Dana Gas Reverses Plans to Sell Concessions in Egypt's Niger Delta Region

Dana Gas PJSC, a United Arab Emirates energy company, will keep all of its natural gas concessions in Egypt’s Nile River delta region, reversing a plan to sell stakes there because of operational success and production increases.

Output in Egypt rose 20 percent to 42,000 barrels of oil equivalent a day in 2010, Dana Gas said today in a statement to the Abu Dhabi stock exchange. The company last year said it planned to sell as much as 30 percent of the concessions.

Dana, based in the U.A.E. sheikdom of Sharjah, develops gas deposits, production and transport facilities in Egypt, the Kurdish area of northern Iraq and its home country. The company, which pumps most of its natural gas in Egypt, aimed to announce an agreement by the end of last year to sell stakes in Egyptian exploration and production concessions, Chief Executive Officer Ahmed Al Arbeed said in an interview Nov. 10.

Successful exploration in Egypt and the rise in production “reinforces our view of the remaining potential of this first- class acreage and thus confirms to us that retention of our 100 percent interest will deliver the maximum value to our shareholders,” Al Arbeed said in the statement.
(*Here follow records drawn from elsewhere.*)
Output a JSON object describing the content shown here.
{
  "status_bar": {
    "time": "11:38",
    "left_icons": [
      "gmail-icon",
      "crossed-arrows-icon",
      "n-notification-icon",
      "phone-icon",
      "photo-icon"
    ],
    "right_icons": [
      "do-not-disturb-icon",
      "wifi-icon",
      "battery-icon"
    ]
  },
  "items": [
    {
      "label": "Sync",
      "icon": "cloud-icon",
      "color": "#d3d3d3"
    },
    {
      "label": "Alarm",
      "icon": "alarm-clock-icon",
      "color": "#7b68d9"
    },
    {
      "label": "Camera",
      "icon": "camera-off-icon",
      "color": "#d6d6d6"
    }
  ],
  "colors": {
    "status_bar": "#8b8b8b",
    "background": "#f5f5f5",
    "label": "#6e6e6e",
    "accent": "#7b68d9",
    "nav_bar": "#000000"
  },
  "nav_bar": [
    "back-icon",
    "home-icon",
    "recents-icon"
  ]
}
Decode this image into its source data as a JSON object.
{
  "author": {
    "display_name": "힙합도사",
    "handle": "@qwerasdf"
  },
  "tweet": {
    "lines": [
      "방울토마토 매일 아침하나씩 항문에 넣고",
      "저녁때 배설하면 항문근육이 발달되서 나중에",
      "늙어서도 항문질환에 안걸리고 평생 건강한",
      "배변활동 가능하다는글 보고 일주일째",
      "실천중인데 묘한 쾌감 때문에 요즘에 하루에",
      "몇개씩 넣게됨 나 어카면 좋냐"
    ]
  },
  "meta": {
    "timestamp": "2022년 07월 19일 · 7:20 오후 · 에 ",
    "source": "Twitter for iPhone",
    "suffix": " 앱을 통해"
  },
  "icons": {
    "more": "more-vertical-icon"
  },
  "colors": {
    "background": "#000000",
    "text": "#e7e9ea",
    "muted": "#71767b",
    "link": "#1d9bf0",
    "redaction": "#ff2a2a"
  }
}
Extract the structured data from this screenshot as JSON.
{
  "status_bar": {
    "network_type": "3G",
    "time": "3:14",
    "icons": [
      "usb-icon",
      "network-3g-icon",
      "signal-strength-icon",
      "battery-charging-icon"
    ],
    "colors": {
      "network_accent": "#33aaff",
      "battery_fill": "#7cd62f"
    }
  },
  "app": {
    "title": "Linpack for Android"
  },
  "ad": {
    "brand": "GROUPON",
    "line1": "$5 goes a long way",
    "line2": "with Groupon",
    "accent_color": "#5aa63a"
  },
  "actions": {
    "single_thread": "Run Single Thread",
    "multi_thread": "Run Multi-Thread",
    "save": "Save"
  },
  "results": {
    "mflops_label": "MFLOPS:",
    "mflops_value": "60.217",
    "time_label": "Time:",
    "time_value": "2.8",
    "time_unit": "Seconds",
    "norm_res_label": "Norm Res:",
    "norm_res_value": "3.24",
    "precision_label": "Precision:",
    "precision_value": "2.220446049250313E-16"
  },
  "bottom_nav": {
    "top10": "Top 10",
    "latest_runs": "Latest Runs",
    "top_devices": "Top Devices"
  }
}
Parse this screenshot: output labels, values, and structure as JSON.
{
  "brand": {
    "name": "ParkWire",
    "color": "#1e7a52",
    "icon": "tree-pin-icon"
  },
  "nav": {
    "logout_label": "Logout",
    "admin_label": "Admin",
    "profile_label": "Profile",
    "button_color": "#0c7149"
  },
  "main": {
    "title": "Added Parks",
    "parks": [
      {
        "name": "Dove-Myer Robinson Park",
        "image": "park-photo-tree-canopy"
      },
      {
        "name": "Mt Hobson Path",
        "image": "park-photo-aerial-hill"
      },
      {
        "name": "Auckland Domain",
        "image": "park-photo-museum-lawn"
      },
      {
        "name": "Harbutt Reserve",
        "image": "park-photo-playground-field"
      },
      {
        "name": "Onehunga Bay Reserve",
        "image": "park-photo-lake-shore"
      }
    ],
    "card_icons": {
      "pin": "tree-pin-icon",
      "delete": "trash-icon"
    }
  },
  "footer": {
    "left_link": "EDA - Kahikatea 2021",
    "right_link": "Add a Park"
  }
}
The company aims to drill 14 wells in Egypt this year. Dana Gas made seven new field discoveries in 2010 in the Nile Delta region from eleven exploration wells, it said.

Dana Gas had been in talks with bidders and was seeking to determine the best offer, Al Arbeed said in November. Standard Chartered Plc was advising on the transaction. The company expects to earn a profit for the full year, in line with its results for the first three quarters, Al Arbeed said in November.

The company had set itself a target to boost production by 20 percent this year.

To contact the reporter on this story: Anthony Dipaola in Dubai at adipaola@bloomberg.net

To contact the editor responsible for this story: Stephen Voss at sev@bloomberg.net

Press spacebar to pause and continue. Press esc to stop.

Bloomberg reserves the right to remove comments but is under no obligation to do so, or to explain individual moderation decisions.

Please enable JavaScript to view the comments powered by Disqus.